Unfortunately, many of the trainers today are showing their horses in an unnatural manner, distorting the first part of the lope by leaving the horse’s drive leg (the one he needs to stand on) behind him to make the ‘split’ in his hock appear bigger. This leg must be under him if he is to move properly. Without it he doesn’t have a leg to stand on! From this point on he is struggling and he must lift his head and neck to catch himself with the opposite front leg of the ‘big hock’ (which is the second beat of the lope) then drop his neck to get his lead front leg the best he can to finish the third part of this unnatural gait. As his momentum shifts, he must ‘bob’ his head to pull himself up to attempt to move forward.
What this all means is that by not giving him a leg to stand on to start the lope properly, how can it finish correctly? There are horses that do have more hock than others and they are what I call a ‘tighter mover.’ If you want the ‘big hock,’ buy that kind of horse. As trainers, we must ride and train each horse as a unique individual, with or without a God-given attribute. We cannot simply run them through an assembly line. Yes, they can have some of the same characteristics, but in the end, they are all individuals and need to be treated that way.

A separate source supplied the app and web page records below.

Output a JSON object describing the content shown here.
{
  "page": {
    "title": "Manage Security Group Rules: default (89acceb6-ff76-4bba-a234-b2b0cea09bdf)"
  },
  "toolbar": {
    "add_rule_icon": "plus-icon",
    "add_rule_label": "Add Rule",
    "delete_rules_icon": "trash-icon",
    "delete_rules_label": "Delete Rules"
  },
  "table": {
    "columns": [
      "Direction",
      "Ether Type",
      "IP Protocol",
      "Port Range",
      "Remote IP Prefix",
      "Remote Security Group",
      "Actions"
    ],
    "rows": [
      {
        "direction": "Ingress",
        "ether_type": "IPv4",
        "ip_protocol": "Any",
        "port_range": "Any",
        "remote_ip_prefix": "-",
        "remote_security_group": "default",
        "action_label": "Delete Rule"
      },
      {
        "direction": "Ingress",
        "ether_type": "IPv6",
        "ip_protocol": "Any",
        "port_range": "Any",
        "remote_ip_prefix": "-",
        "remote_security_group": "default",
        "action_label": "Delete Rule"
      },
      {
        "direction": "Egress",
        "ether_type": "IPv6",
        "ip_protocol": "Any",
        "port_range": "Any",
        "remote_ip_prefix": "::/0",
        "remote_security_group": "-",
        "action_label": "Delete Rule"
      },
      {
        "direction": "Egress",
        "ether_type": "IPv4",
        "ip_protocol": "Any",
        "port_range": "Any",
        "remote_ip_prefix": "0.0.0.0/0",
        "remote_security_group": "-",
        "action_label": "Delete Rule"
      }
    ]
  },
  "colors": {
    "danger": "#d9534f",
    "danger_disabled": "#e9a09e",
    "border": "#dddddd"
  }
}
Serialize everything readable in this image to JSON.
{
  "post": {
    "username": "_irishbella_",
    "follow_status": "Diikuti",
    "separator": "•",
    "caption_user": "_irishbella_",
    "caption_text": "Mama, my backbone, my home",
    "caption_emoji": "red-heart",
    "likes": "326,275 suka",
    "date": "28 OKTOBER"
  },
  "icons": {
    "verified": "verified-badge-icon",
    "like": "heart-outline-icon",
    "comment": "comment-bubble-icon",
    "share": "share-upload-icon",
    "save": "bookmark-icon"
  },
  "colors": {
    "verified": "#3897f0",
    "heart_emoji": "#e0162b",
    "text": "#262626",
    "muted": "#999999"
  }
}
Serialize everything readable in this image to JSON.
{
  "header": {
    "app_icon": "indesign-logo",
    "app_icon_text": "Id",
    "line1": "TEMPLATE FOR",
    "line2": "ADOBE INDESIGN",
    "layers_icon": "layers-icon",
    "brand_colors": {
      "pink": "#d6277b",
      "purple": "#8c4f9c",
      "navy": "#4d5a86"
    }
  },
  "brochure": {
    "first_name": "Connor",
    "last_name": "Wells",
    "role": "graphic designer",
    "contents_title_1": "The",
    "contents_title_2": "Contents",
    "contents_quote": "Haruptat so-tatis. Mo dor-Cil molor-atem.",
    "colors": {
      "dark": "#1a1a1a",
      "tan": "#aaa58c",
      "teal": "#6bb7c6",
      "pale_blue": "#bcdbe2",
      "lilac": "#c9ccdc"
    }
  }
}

Here is another thing for you to think about. Stand back and look at your horse from the side with no saddle on it. Look at the withers as if they were the centre point of a seesaw. Your horse’s neck and head are at one end and his back at the other. Yes, you can go sit on his head if you want! If you go up his back goes down. Now as you go down what happens to his back? Right, it goes up. Take it one step further. Where naturally would his back end go, behind him or underneath him? Remember, that he uses his head and neck for his balance. If we learn how to use it along with him and not against him, we can enhance his movement and his performance.
Now that you understand that apply this whole concept to the training that is being used today on our pleasure horses. Something is a bit backwards, no, totally backwards! Here is yet another way to think about it. When you are trying to collect or gather a horse up you take a hold, drop his neck just a ‘little’ and push his back end underneath him. If you don't elevate or lift his ribs, or core, which allows him to pick up his back, you have not achieved real collection.
A horse’s neck can be a real help in his movement and collection, but only if used properly. Just like the seesaw, if you let his head go down to the ground how can he go forward? You have shut his door for balance and movement.
When riding, think of how our teeter totter works and use it to enhance and keep the movement maintaining a level top line. There are far too many people training horses that think, "If a little works what would happen if I did it a lot?" A great horse trainer or a real horseman thinks, “How little can I do to get a lot?" The horseman also knows that a great mover cannot be made, he is born that way.
When training any horse, when it comes right down to it, the horse will tell us what he can and can't do, but we need to listen. I may think that I want to show him at a particular horse show, but he will be the one to tell me whether he is ready or not. By working to enhance your horse’s natural attributes, over time, with knowledge, patience, consistency, and understanding, you will both achieve a new level of success.